WORK REQUEST
Show me each line of the listing below where the word "this" appears.

*** GIVEN INFORMATION ***

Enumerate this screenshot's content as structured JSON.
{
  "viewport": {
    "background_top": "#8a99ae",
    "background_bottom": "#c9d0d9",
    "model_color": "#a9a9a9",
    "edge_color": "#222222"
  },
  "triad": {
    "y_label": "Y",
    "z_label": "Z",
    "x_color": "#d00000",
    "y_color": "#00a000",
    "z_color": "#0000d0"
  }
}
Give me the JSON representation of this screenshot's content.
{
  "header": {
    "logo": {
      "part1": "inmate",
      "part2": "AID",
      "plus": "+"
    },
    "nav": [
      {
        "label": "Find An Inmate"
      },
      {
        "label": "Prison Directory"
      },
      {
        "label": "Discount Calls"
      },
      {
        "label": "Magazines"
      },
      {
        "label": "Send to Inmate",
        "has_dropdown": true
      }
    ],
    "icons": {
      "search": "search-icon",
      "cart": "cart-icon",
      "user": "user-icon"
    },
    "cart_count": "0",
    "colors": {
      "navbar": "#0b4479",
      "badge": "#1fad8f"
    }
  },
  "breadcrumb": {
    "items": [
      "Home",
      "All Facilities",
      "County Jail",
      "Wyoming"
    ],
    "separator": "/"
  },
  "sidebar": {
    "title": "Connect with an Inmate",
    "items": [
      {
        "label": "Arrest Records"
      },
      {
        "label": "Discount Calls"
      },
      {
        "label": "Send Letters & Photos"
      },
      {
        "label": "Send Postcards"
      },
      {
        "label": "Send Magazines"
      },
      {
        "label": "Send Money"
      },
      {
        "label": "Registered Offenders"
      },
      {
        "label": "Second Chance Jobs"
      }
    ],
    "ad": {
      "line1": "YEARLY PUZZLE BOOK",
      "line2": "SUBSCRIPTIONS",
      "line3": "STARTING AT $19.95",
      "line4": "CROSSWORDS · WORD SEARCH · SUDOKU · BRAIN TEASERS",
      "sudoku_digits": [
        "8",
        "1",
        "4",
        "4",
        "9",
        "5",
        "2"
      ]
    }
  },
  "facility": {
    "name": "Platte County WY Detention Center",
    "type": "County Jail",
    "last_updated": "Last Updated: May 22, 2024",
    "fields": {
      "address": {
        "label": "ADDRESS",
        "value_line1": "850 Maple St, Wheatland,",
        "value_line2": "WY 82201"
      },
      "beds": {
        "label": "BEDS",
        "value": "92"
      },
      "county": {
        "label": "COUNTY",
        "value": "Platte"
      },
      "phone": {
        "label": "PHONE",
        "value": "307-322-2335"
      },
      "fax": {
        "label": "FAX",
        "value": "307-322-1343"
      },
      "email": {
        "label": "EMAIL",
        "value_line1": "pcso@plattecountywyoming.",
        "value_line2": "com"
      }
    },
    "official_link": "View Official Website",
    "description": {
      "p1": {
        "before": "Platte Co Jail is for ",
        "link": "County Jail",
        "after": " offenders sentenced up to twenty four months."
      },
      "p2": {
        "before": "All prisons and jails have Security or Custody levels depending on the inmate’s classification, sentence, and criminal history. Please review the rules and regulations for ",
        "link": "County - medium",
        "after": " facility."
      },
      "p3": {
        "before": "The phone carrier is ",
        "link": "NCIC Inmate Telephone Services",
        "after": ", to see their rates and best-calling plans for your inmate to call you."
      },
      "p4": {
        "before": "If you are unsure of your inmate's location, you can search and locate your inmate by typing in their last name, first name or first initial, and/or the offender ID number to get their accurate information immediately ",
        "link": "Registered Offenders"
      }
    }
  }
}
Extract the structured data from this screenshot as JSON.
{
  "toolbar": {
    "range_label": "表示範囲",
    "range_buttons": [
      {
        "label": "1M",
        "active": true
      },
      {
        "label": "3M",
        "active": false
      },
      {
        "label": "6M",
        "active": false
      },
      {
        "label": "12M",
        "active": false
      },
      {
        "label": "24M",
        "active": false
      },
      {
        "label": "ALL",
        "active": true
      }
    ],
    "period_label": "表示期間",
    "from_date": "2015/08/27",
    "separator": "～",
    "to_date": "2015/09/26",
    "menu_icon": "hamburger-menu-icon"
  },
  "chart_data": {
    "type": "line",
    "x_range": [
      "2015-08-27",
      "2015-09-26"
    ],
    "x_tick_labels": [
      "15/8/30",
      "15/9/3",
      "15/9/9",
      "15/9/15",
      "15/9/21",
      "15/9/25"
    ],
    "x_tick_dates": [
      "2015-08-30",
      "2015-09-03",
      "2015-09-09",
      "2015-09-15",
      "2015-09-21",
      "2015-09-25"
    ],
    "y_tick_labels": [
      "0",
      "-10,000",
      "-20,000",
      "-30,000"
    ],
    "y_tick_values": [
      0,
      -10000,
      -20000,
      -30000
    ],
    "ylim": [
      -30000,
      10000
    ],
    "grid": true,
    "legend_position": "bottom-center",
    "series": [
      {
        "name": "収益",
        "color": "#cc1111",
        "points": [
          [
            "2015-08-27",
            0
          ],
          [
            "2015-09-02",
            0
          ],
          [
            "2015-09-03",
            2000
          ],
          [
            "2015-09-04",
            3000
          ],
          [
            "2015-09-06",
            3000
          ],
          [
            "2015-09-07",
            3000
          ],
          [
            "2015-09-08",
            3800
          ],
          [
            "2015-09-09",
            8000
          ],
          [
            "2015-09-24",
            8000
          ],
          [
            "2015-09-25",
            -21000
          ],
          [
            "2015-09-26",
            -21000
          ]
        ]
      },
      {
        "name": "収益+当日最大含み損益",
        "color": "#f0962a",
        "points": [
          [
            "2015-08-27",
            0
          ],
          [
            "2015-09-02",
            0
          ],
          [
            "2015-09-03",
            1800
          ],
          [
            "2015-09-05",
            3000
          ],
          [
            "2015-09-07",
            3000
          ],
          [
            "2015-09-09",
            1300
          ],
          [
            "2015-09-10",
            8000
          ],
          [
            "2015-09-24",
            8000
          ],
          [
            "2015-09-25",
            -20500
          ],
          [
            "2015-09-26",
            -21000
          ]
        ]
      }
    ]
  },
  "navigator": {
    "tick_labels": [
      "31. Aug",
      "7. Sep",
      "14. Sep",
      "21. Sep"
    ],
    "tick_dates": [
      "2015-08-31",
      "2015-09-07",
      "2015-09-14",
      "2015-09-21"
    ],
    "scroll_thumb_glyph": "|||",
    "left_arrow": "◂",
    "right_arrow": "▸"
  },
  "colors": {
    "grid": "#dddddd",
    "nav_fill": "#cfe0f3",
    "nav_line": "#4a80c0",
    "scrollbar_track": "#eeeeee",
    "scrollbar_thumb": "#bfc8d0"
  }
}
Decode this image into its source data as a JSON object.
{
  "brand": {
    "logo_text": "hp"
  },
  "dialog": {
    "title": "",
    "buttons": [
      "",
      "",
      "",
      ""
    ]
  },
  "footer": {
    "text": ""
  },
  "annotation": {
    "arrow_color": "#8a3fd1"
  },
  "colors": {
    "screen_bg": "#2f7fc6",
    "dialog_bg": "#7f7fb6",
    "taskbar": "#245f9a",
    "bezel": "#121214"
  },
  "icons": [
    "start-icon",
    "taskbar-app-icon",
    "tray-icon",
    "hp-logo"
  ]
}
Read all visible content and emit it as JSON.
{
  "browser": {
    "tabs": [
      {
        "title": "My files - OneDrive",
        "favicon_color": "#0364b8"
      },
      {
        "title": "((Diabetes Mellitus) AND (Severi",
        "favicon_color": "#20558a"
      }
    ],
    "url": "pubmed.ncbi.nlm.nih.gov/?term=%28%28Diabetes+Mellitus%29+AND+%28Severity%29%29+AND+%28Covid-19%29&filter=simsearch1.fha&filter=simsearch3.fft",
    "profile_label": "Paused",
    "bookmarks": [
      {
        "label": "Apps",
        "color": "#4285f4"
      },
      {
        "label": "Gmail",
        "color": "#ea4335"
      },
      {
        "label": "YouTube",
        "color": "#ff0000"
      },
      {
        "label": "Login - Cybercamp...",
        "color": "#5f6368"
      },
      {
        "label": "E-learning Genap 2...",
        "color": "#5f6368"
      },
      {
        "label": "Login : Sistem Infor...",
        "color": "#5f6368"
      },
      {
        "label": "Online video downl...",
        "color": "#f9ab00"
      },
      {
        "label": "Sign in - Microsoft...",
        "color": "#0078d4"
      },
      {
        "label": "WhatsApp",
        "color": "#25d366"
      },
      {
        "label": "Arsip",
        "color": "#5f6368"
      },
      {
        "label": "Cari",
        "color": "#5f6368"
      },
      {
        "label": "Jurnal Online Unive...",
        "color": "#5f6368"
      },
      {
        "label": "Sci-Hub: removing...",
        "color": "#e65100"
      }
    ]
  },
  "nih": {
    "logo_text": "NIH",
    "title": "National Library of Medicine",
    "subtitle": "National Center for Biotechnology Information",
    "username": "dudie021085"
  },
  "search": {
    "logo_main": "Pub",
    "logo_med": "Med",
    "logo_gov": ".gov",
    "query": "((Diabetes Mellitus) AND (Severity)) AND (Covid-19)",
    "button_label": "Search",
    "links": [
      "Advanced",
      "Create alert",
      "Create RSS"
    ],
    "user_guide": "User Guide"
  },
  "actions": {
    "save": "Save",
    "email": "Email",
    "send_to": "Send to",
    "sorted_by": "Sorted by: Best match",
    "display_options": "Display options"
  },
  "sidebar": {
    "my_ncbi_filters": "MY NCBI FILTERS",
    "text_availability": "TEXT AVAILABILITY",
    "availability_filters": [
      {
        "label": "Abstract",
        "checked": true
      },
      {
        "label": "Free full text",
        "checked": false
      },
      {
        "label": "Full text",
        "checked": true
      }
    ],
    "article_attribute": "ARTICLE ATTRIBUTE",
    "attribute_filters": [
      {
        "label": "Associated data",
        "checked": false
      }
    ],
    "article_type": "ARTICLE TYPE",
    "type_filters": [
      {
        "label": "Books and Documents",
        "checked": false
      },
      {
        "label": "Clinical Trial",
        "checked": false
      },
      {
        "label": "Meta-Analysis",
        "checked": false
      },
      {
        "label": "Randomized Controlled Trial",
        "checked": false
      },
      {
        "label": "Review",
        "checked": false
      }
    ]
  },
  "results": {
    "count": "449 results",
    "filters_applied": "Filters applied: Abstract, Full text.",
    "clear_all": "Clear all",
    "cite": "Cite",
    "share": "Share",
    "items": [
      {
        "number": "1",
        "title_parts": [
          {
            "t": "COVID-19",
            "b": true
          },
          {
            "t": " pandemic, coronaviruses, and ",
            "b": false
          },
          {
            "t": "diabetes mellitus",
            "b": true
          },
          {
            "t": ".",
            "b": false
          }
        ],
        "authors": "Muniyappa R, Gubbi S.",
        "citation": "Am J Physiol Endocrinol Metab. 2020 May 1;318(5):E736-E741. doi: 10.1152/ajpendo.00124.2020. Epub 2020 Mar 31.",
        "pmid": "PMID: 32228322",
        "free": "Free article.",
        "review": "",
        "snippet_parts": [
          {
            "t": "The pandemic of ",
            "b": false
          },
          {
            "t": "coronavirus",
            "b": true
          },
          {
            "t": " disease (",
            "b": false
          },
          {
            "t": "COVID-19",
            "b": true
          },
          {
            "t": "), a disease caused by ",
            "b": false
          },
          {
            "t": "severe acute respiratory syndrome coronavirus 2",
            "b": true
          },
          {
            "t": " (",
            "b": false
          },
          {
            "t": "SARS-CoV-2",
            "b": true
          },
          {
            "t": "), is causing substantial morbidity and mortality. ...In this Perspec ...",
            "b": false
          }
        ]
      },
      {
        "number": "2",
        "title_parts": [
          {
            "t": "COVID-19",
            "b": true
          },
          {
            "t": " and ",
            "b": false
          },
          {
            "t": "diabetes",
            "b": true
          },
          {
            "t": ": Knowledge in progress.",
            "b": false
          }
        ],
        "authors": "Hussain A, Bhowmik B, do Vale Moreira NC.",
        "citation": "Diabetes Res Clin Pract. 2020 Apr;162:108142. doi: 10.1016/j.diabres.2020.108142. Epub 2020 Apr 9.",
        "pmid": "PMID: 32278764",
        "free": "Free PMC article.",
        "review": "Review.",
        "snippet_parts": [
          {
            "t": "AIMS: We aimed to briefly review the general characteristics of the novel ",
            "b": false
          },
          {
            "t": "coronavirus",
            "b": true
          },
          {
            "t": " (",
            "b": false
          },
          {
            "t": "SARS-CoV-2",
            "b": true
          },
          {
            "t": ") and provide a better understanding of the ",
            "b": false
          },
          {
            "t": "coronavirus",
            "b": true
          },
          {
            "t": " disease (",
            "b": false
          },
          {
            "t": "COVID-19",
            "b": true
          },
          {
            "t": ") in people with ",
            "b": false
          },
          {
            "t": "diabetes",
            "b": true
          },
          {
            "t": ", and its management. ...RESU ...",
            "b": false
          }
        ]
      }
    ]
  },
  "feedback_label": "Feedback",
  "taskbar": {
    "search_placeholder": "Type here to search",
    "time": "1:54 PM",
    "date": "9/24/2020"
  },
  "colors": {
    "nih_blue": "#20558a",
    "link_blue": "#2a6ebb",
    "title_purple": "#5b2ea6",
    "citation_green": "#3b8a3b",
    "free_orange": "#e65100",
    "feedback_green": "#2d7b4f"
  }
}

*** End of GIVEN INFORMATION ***

EXERCISE RESPONSE
Enumerate this screenshot's content as structured JSON.
Give me the JSON representation of this screenshot's content.
Extract the structured data from this screenshot as JSON.
Decode this image into its source data as a JSON object.
            "t": "), is causing substantial morbidity and mortality. ...In this Perspec ...",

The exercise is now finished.